WHAT TO DO:
The output must match the entries below exactly.
○ ○ ○ ○ ○ ○ ○
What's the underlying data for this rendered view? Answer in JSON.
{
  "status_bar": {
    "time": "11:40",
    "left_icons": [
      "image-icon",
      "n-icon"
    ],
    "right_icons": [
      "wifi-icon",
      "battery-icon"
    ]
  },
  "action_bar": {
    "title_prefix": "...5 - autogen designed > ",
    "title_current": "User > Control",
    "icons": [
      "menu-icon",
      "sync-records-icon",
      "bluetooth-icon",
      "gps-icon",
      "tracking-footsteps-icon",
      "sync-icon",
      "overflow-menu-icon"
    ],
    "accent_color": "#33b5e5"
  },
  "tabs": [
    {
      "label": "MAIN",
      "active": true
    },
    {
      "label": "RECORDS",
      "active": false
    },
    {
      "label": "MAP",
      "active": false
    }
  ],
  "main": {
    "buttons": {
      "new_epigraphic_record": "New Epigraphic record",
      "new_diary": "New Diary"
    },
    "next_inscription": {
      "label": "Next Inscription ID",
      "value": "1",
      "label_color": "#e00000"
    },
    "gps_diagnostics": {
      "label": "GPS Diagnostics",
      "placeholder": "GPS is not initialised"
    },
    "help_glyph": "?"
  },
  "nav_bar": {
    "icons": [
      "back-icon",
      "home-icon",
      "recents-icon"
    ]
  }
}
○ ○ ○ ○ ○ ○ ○
YOUR SOLUTION:
What's the underlying data for this rendered view? Answer in JSON.
{
  "status_bar": {
    "time": "11:40",
    "left_icons": [
      "image-icon",
      "n-icon"
    ],
    "right_icons": [
      "wifi-icon",
      "battery-icon"
    ]
  },
  "action_bar": {
    "title_prefix": "...5 - autogen designed > ",
    "title_current": "User > Control",
    "icons": [
      "menu-icon",
      "sync-records-icon",
      "bluetooth-icon",
      "gps-icon",
      "tracking-footsteps-icon",
      "sync-icon",
      "overflow-menu-icon"
    ],
    "accent_color": "#33b5e5"
  },
  "tabs": [
    {
      "label": "MAIN",
      "active": true
    },
    {
      "label": "RECORDS",
      "active": false
    },
    {
      "label": "MAP",
      "active": false
    }
  ],
  "main": {
    "buttons": {
      "new_epigraphic_record": "New Epigraphic record",
      "new_diary": "New Diary"
    },
    "next_inscription": {
      "label": "Next Inscription ID",
      "value": "1",
      "label_color": "#e00000"
    },
    "gps_diagnostics": {
      "label": "GPS Diagnostics",
      "placeholder": "GPS is not initialised"
    },
    "help_glyph": "?"
  },
  "nav_bar": {
    "icons": [
      "back-icon",
      "home-icon",
      "recents-icon"
    ]
  }
}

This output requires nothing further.